A study from the US Centers for Disease Control and Prevention (CDC) found an overall preeclampsia/eclampsia case-fatality rate of 6.4 per 10,000 cases at delivery. The study also found a particularly high risk of maternal death at 20-28 weeks’ gestation.
What happens if you are diagnosed with preeclampsia?
Preeclampsia can cause a host of symptoms during pregnancy. In addition to causing extreme swelling, preeclampsia can cause vision changes (you might see “floaters” or flashes of light), abdominal pain and tenderness, severe headaches, general malaise, and nausea and vomiting.
Does stress cause preeclampsia?
Psychological events such as high stress levels, anxiety or depression may directly or indirectly affect pregnancy and may thus lead to pre-eclampsia (PE). Here, we suggest that distress conditions during pregnancy may lead the development of PE by enhancing in vivo cortisol levels.

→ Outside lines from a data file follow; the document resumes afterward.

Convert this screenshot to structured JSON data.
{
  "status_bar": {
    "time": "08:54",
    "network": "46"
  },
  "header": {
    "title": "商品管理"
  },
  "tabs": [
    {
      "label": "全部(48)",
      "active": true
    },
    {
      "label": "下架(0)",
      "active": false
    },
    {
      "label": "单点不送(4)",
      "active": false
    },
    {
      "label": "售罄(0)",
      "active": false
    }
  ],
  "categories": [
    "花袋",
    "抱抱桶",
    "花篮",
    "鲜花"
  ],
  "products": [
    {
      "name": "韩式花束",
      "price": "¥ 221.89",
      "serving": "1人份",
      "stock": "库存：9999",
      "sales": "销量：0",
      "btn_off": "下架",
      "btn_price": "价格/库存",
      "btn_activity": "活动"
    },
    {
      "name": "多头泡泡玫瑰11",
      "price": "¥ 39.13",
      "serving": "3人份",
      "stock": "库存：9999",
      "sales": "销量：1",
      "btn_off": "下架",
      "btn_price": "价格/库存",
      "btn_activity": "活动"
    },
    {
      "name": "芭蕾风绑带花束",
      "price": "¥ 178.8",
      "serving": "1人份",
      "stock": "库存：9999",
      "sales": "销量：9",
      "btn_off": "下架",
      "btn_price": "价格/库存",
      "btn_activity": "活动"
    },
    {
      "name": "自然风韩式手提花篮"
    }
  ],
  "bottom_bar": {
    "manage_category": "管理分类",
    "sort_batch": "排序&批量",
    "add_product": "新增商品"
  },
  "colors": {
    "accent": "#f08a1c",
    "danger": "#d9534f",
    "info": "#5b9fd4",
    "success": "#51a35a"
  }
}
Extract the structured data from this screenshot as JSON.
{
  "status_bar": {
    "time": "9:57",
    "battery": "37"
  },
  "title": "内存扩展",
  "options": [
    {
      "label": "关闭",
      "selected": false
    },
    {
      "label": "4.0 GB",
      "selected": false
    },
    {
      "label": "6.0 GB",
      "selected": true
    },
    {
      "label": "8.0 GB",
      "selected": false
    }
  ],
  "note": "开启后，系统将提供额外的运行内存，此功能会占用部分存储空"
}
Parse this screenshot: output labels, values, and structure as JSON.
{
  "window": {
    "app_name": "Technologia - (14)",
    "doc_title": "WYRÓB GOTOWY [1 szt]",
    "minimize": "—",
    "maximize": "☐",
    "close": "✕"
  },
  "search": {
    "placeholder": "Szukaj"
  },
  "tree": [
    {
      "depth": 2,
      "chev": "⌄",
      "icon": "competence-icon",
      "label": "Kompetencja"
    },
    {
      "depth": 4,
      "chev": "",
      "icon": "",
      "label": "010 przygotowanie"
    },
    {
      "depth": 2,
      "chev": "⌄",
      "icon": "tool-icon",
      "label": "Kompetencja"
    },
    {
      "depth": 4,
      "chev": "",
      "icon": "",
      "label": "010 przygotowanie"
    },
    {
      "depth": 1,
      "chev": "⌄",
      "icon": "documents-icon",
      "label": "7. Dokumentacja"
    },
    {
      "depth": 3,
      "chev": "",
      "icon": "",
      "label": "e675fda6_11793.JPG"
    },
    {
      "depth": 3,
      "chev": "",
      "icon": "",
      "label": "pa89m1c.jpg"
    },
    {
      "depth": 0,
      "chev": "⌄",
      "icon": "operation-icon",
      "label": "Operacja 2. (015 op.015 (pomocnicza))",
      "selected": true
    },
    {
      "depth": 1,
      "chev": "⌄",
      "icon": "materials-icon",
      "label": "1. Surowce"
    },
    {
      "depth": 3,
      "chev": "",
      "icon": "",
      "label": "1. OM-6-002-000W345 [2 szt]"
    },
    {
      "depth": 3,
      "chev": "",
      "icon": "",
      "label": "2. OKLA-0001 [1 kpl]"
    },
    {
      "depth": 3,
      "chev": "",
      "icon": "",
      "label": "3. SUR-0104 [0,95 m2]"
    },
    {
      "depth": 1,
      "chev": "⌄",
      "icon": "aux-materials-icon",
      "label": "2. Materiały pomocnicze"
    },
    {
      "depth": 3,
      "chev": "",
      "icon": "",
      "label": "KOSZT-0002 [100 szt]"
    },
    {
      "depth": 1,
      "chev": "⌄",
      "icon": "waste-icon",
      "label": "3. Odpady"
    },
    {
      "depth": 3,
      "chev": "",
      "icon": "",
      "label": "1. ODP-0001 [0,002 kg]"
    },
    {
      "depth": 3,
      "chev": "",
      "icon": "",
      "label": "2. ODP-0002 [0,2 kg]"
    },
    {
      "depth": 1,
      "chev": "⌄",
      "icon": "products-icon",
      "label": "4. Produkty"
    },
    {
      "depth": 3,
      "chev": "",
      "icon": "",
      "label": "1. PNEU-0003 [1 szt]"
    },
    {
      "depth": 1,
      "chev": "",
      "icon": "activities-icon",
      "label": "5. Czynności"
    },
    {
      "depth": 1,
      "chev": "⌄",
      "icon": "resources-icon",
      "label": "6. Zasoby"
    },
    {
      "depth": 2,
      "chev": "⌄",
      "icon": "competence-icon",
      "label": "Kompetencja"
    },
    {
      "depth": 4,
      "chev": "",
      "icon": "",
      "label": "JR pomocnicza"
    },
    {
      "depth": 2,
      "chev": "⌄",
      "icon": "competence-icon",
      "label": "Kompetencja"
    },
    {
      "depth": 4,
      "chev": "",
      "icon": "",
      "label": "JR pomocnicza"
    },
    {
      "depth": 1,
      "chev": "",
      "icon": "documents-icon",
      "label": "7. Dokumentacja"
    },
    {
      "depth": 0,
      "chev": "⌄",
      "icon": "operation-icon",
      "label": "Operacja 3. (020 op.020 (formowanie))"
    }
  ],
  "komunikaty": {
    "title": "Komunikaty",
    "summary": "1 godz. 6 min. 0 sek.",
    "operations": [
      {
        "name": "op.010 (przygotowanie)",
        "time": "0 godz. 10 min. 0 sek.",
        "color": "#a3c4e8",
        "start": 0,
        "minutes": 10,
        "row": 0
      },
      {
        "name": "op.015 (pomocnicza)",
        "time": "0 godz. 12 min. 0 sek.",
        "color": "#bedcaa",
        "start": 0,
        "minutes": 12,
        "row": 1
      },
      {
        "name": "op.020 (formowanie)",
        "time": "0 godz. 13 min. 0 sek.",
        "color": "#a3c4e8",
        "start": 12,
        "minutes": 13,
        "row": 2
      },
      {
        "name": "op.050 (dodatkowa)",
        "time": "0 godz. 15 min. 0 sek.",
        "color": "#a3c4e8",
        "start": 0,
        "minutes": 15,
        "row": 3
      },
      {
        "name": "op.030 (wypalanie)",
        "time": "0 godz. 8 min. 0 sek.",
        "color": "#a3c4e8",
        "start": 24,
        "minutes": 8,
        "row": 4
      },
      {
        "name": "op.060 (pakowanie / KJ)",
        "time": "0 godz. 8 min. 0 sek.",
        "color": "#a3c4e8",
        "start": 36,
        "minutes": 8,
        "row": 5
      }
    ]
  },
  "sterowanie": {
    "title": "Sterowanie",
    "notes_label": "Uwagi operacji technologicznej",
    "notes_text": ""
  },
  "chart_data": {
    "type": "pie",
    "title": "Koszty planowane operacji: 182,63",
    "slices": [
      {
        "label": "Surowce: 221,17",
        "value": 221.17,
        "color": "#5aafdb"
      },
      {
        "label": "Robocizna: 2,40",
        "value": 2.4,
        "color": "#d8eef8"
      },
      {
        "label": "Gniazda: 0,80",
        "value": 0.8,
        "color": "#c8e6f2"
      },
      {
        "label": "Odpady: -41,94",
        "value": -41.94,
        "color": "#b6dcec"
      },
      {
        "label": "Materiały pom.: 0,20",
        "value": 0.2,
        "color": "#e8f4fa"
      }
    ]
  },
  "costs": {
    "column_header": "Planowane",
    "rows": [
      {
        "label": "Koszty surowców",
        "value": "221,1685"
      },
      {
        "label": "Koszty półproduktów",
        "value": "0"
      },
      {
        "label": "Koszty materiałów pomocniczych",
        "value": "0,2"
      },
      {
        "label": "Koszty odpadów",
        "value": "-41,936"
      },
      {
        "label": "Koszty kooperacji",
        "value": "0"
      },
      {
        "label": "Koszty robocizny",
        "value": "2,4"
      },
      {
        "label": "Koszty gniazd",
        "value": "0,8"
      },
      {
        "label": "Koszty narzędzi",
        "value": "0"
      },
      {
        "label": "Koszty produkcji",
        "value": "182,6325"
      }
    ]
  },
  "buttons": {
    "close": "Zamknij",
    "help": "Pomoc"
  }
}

What happens to baby if mom has preeclampsia?
Stillbirths are more likely to occur when the mother has a more severe form of preeclampsia, including HELLP syndrome. Infants whose mothers had preeclampsia are also at increased risk for later problems, even if they were born at full term (39 weeks of pregnancy).
Can I have another baby after preeclampsia?
Research suggests the risk of having preeclampsia again is approximately 20%, however experts cite a range from 5% to 80% depending on when you had it in a prior pregnancy, how severe it was, and additional risk factors you may have. If you had preeclampsia during your first pregnancy, you may get it again.
Can you avoid preeclampsia?
You can’t currently prevent preeclampsia, but researchers are trying to determine if it’s possible. One study shows that eating food bars containing the amino acid L-arginine and antioxidant vitamins lowered the risk of preeclampsia in high-risk women.
Does preeclampsia mean high risk pregnancy?
If you had preeclampsia in a previous pregnancy, you are at an increased risk of developing it in future pregnancies. Your degree of risk depends on the severity of the previous disorder and the time at which you developed it in your first pregnancy.
Is preeclampsia more common with boy or girl?
While research findings have been mixed, some studies have found that women are more likely to develop preeclampsia when they’re carrying a female fetus. On the other hand, some evidence suggests a male fetus may be more likely to experience fetal growth restriction.
Why is delivery the only cure for preeclampsia?
A baby born before the 37th week of pregnancy is premature and may not be fully developed. However, if the baby is seriously affected by pre-eclampsia or there is a strong risk of further complications, it may be necessary to deliver the baby prematurely, as this is the only way to cure pre-eclampsia.
Can sperm cause preeclampsia?
Results of the analysis revealed that women who had relatively limited exposure to the father’s semen prior to pregnancy, and who highly matched the class I group of HLA genes, had a 4.5 times higher risk of developing preeclampsia, compared with women who had higher exposure to the father’s semen and lower gene …